Using in-vitro functional experiments, Dr. Rossato also demonstrated that a specific miRNA inhibited the expression of a crucial protein (IRF) involved in the development and activation of pDCs. Consistently, the induction of miRNA expression could inhibit the development of pDC in-vitro, similarly to what is observed in the circulation of SSc patients that present lower pDC counts. In addition, the overexpression of the miRNA in pDCs increased their ability to secrete IFNα, thus potentially contributing to the type-I-IFN signature observed in SSc patients.
Considering that the miRNA is upregulated already at the earliest stages of SSc, the inhibition of such molecule could effectively restore normal pDC function, thus potentially modulating the disease progression. Dr. Rossato conducted Proof-Of-Concept experiments to prove this point: the inhibition of this miRNA in pDCs of SSc patients by using specific antagonists restored the expression of IRF transcription factor to similar levels to what is present in healthy cells. These experiments demonstrated that modulation of miRNA expression can redirect pDC aberrances and potentially halt or dampen the disease progression.

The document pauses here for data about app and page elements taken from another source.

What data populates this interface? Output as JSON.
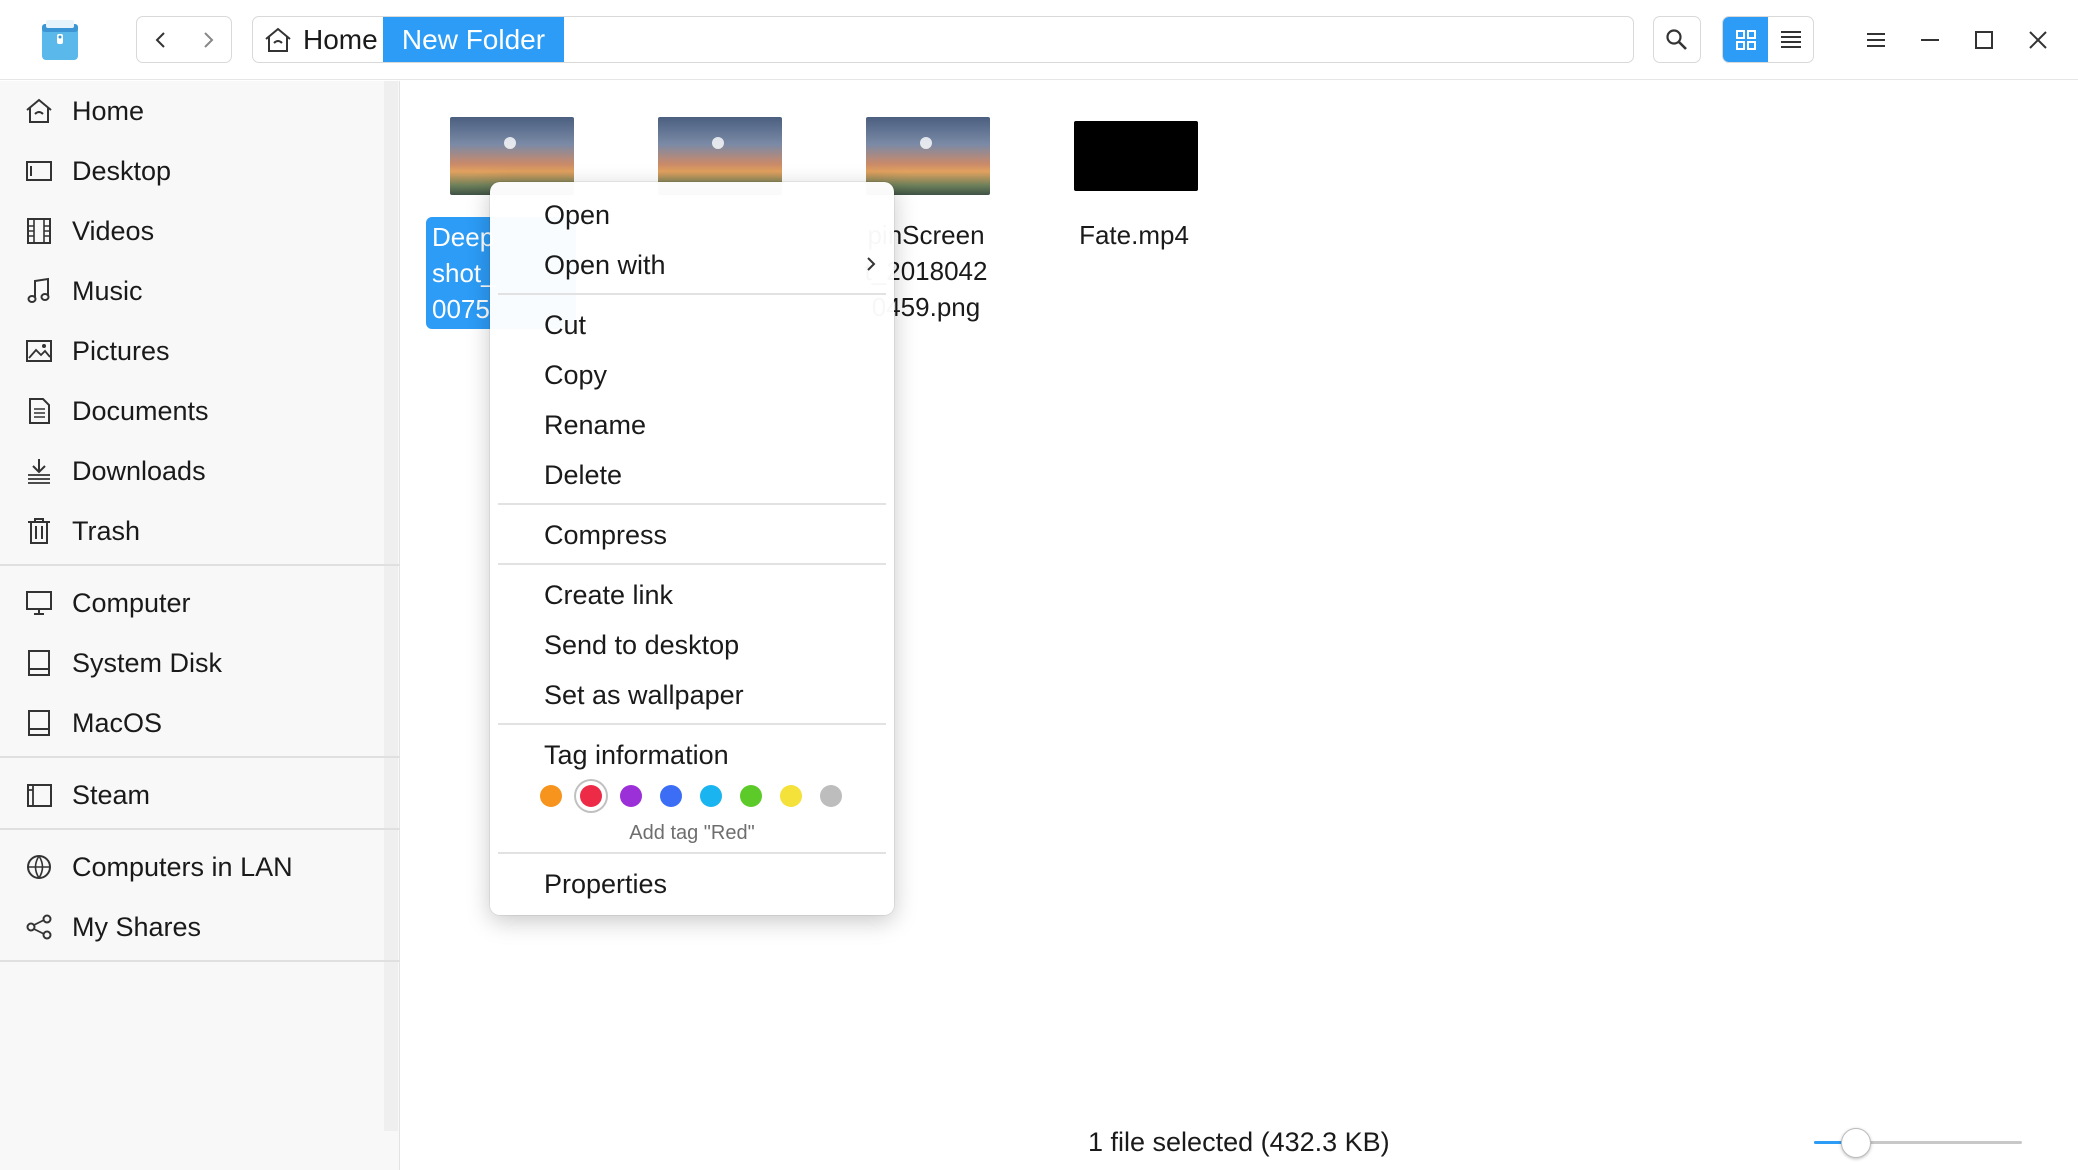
{
  "breadcrumb": {
    "home_label": "Home",
    "current_label": "New Folder"
  },
  "sidebar": {
    "items": [
      {
        "label": "Home",
        "icon": "home-icon"
      },
      {
        "label": "Desktop",
        "icon": "desktop-icon"
      },
      {
        "label": "Videos",
        "icon": "videos-icon"
      },
      {
        "label": "Music",
        "icon": "music-icon"
      },
      {
        "label": "Pictures",
        "icon": "pictures-icon"
      },
      {
        "label": "Documents",
        "icon": "documents-icon"
      },
      {
        "label": "Downloads",
        "icon": "downloads-icon"
      },
      {
        "label": "Trash",
        "icon": "trash-icon"
      },
      {
        "label": "Computer",
        "icon": "computer-icon"
      },
      {
        "label": "System Disk",
        "icon": "disk-icon"
      },
      {
        "label": "MacOS",
        "icon": "disk-icon"
      },
      {
        "label": "Steam",
        "icon": "steam-folder-icon"
      },
      {
        "label": "Computers in LAN",
        "icon": "network-icon"
      },
      {
        "label": "My Shares",
        "icon": "share-icon"
      }
    ]
  },
  "files": [
    {
      "name_lines": [
        "Deep",
        "shot_",
        "0075"
      ],
      "kind": "image",
      "selected": true
    },
    {
      "name_lines": [],
      "kind": "image",
      "selected": false
    },
    {
      "name_lines": [
        "pinScreen",
        "t_2018042",
        "0459.png"
      ],
      "kind": "image",
      "selected": false
    },
    {
      "name_lines": [
        "Fate.mp4"
      ],
      "kind": "video",
      "selected": false
    }
  ],
  "context_menu": {
    "open": "Open",
    "open_with": "Open with",
    "cut": "Cut",
    "copy": "Copy",
    "rename": "Rename",
    "delete": "Delete",
    "compress": "Compress",
    "create_link": "Create link",
    "send_to_desktop": "Send to desktop",
    "set_as_wallpaper": "Set as wallpaper",
    "tag_information": "Tag information",
    "tag_hint": "Add tag \"Red\"",
    "properties": "Properties",
    "tag_colors": [
      "#f7941d",
      "#ee2b47",
      "#9b30d9",
      "#3b6ef5",
      "#1ab4f0",
      "#5ccb29",
      "#f4e13a",
      "#bdbdbd"
    ]
  },
  "status": {
    "text": "1 file selected (432.3 KB)",
    "zoom_level": 0.2
  },
  "colors": {
    "accent": "#2c9cf6"
  }
}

Considering the limited treatment options for SSc (i.e. immunosuppression or autologous stem cell transplant) and their severe side effects, these findings provide an interesting opportunity for the development of novel tailored therapies. These results will constitute the basis to further prove the crucial role of pDC-miRNAs in in-vivo models of SSc and to discuss possible therapeutic development with pharmaceutical companies. The development of a novel therapy able to interfere with the disease development at early stage of the disease will limit the socio-economic burden associated with SSc, namely reducing the costs for chronic treatments and hospitalization and allowing patients to participate in society and stay productive for a longer period of time. Finally, considering that SSc is the prototype of fibrotic disease and that the project will investigate how chronic inflammation leads to fibrosis, the unique knowledge and therapeutic opportunities gained with this study will impact the full spectrum of fibrotic conditions.